TASK BRIEF. For each line in the data below, write an exact copy.

*** Opening DATASET ENTRIES ***

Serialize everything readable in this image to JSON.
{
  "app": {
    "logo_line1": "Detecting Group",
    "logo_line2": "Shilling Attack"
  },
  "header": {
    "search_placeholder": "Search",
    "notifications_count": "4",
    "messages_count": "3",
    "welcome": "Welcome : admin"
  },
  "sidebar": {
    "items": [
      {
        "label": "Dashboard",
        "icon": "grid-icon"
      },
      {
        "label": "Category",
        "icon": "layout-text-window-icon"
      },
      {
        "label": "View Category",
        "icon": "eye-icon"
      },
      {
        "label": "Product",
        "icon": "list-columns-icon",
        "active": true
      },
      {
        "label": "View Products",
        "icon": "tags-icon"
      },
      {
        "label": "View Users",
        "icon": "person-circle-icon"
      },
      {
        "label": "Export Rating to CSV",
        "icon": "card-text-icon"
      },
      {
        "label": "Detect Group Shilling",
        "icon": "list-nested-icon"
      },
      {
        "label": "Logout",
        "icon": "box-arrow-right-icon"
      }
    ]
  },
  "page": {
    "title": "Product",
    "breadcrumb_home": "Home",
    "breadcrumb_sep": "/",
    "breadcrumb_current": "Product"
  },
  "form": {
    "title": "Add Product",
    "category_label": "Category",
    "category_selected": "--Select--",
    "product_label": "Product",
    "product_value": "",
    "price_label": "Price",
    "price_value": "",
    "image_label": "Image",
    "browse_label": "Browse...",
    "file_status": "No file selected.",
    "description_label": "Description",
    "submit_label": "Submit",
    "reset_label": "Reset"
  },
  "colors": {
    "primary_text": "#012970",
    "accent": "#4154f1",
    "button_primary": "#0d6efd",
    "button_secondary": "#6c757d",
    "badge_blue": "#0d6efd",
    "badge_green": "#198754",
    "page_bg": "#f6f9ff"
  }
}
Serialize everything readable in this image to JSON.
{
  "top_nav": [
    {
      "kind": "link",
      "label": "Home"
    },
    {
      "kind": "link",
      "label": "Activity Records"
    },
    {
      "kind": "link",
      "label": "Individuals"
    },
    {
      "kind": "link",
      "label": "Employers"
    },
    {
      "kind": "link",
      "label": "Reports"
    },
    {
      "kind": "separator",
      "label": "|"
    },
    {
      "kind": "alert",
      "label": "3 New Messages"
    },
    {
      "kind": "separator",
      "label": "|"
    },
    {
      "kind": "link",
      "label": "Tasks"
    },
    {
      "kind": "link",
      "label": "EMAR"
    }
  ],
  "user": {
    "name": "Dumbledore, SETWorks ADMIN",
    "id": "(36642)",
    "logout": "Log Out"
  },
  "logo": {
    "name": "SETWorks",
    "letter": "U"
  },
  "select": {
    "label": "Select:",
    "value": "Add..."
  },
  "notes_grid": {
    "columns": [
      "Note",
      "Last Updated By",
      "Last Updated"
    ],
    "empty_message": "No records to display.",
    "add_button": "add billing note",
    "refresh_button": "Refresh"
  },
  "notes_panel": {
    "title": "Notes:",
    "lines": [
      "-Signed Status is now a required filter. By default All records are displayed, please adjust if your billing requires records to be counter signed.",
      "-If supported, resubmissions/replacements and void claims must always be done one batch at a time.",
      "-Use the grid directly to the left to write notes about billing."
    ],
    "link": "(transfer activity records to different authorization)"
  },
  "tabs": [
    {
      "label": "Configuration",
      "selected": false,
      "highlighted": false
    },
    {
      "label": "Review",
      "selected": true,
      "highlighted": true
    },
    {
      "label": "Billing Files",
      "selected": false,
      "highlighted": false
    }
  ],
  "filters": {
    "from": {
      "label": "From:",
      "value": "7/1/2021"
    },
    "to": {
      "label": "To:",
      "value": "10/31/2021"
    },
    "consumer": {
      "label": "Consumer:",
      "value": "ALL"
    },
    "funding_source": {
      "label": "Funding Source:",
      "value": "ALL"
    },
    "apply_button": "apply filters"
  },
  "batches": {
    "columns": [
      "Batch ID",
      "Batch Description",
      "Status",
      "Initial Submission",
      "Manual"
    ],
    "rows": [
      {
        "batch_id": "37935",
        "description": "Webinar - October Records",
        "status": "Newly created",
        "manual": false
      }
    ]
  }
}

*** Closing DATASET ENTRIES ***

OUTPUT BELOW.
Serialize everything readable in this image to JSON.
{
  "app": {
    "logo_line1": "Detecting Group",
    "logo_line2": "Shilling Attack"
  },
  "header": {
    "search_placeholder": "Search",
    "notifications_count": "4",
    "messages_count": "3",
    "welcome": "Welcome : admin"
  },
  "sidebar": {
    "items": [
      {
        "label": "Dashboard",
        "icon": "grid-icon"
      },
      {
        "label": "Category",
        "icon": "layout-text-window-icon"
      },
      {
        "label": "View Category",
        "icon": "eye-icon"
      },
      {
        "label": "Product",
        "icon": "list-columns-icon",
        "active": true
      },
      {
        "label": "View Products",
        "icon": "tags-icon"
      },
      {
        "label": "View Users",
        "icon": "person-circle-icon"
      },
      {
        "label": "Export Rating to CSV",
        "icon": "card-text-icon"
      },
      {
        "label": "Detect Group Shilling",
        "icon": "list-nested-icon"
      },
      {
        "label": "Logout",
        "icon": "box-arrow-right-icon"
      }
    ]
  },
  "page": {
    "title": "Product",
    "breadcrumb_home": "Home",
    "breadcrumb_sep": "/",
    "breadcrumb_current": "Product"
  },
  "form": {
    "title": "Add Product",
    "category_label": "Category",
    "category_selected": "--Select--",
    "product_label": "Product",
    "product_value": "",
    "price_label": "Price",
    "price_value": "",
    "image_label": "Image",
    "browse_label": "Browse...",
    "file_status": "No file selected.",
    "description_label": "Description",
    "submit_label": "Submit",
    "reset_label": "Reset"
  },
  "colors": {
    "primary_text": "#012970",
    "accent": "#4154f1",
    "button_primary": "#0d6efd",
    "button_secondary": "#6c757d",
    "badge_blue": "#0d6efd",
    "badge_green": "#198754",
    "page_bg": "#f6f9ff"
  }
}
Serialize everything readable in this image to JSON.
{
  "top_nav": [
    {
      "kind": "link",
      "label": "Home"
    },
    {
      "kind": "link",
      "label": "Activity Records"
    },
    {
      "kind": "link",
      "label": "Individuals"
    },
    {
      "kind": "link",
      "label": "Employers"
    },
    {
      "kind": "link",
      "label": "Reports"
    },
    {
      "kind": "separator",
      "label": "|"
    },
    {
      "kind": "alert",
      "label": "3 New Messages"
    },
    {
      "kind": "separator",
      "label": "|"
    },
    {
      "kind": "link",
      "label": "Tasks"
    },
    {
      "kind": "link",
      "label": "EMAR"
    }
  ],
  "user": {
    "name": "Dumbledore, SETWorks ADMIN",
    "id": "(36642)",
    "logout": "Log Out"
  },
  "logo": {
    "name": "SETWorks",
    "letter": "U"
  },
  "select": {
    "label": "Select:",
    "value": "Add..."
  },
  "notes_grid": {
    "columns": [
      "Note",
      "Last Updated By",
      "Last Updated"
    ],
    "empty_message": "No records to display.",
    "add_button": "add billing note",
    "refresh_button": "Refresh"
  },
  "notes_panel": {
    "title": "Notes:",
    "lines": [
      "-Signed Status is now a required filter. By default All records are displayed, please adjust if your billing requires records to be counter signed.",
      "-If supported, resubmissions/replacements and void claims must always be done one batch at a time.",
      "-Use the grid directly to the left to write notes about billing."
    ],
    "link": "(transfer activity records to different authorization)"
  },
  "tabs": [
    {
      "label": "Configuration",
      "selected": false,
      "highlighted": false
    },
    {
      "label": "Review",
      "selected": true,
      "highlighted": true
    },
    {
      "label": "Billing Files",
      "selected": false,
      "highlighted": false
    }
  ],
  "filters": {
    "from": {
      "label": "From:",
      "value": "7/1/2021"
    },
    "to": {
      "label": "To:",
      "value": "10/31/2021"
    },
    "consumer": {
      "label": "Consumer:",
      "value": "ALL"
    },
    "funding_source": {
      "label": "Funding Source:",
      "value": "ALL"
    },
    "apply_button": "apply filters"
  },
  "batches": {
    "columns": [
      "Batch ID",
      "Batch Description",
      "Status",
      "Initial Submission",
      "Manual"
    ],
    "rows": [
      {
        "batch_id": "37935",
        "description": "Webinar - October Records",
        "status": "Newly created",
        "manual": false
      }
    ]
  }
}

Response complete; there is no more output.